* Data listing *
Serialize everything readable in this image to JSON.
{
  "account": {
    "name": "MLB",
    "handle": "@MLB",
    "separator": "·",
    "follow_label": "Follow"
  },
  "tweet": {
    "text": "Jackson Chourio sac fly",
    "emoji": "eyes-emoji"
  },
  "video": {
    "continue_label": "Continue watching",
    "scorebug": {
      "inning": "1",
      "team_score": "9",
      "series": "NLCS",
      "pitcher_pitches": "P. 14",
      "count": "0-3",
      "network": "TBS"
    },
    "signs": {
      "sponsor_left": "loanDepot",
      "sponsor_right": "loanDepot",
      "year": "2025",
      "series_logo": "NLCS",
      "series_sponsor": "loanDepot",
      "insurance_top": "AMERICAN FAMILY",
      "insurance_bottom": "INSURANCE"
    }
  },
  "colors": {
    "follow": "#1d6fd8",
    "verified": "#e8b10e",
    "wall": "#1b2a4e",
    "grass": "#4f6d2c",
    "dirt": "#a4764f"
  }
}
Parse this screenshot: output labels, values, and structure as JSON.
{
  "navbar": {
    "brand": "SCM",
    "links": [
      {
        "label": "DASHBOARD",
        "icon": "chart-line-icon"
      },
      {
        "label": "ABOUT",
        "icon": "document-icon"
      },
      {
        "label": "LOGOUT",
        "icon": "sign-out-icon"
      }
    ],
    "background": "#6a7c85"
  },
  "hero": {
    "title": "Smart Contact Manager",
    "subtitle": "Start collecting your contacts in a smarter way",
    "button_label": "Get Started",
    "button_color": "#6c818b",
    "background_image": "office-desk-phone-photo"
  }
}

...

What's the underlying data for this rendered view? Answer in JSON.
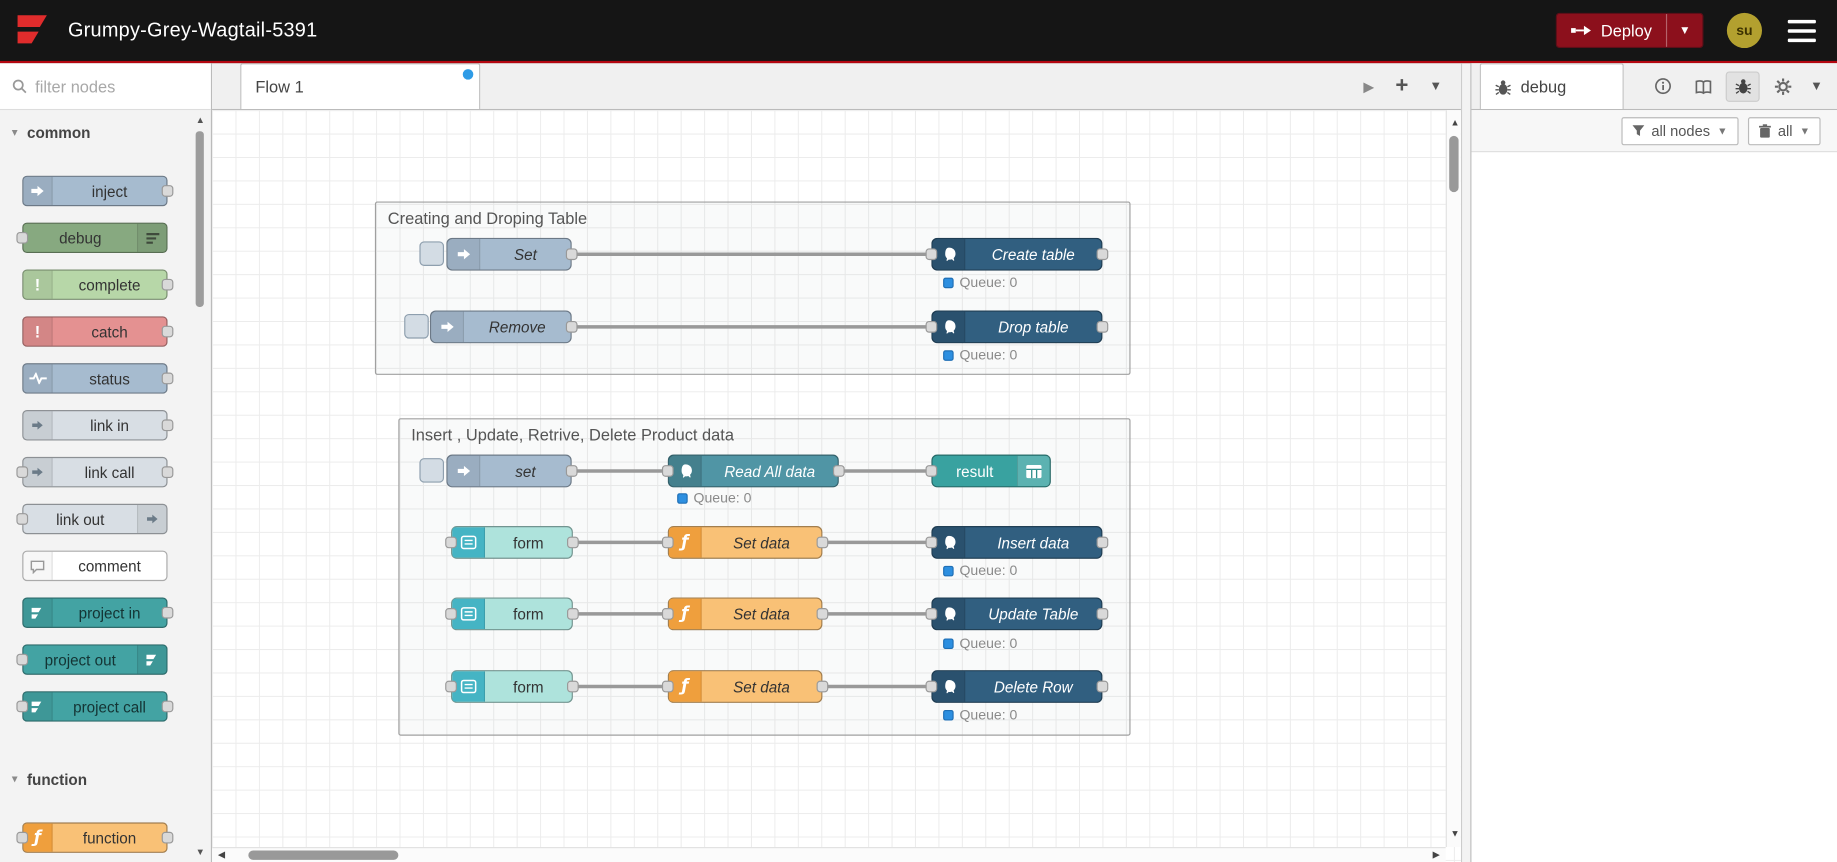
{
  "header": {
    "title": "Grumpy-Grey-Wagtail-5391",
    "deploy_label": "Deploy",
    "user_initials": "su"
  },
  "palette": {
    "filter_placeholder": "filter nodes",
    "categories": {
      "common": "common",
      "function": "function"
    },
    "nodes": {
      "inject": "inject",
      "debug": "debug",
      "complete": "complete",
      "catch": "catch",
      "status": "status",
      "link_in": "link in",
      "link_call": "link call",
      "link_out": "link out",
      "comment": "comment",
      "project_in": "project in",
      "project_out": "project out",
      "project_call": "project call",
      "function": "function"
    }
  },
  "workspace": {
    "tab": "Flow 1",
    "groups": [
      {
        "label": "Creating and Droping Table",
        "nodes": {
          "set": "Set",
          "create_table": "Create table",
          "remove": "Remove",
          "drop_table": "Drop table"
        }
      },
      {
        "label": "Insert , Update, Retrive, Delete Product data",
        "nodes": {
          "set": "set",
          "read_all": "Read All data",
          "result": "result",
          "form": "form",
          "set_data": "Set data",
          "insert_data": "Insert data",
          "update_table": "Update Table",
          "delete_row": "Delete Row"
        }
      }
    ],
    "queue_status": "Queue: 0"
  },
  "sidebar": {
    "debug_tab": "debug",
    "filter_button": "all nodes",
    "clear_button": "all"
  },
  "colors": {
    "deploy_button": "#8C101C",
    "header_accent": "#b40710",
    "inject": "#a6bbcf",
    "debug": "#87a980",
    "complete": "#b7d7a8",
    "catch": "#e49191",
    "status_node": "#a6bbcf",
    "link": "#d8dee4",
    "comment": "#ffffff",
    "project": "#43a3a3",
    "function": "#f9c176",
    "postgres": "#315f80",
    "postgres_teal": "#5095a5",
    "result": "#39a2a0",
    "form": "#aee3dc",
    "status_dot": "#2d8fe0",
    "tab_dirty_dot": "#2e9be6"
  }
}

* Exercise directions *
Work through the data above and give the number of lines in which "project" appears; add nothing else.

* Result of the exercise *
4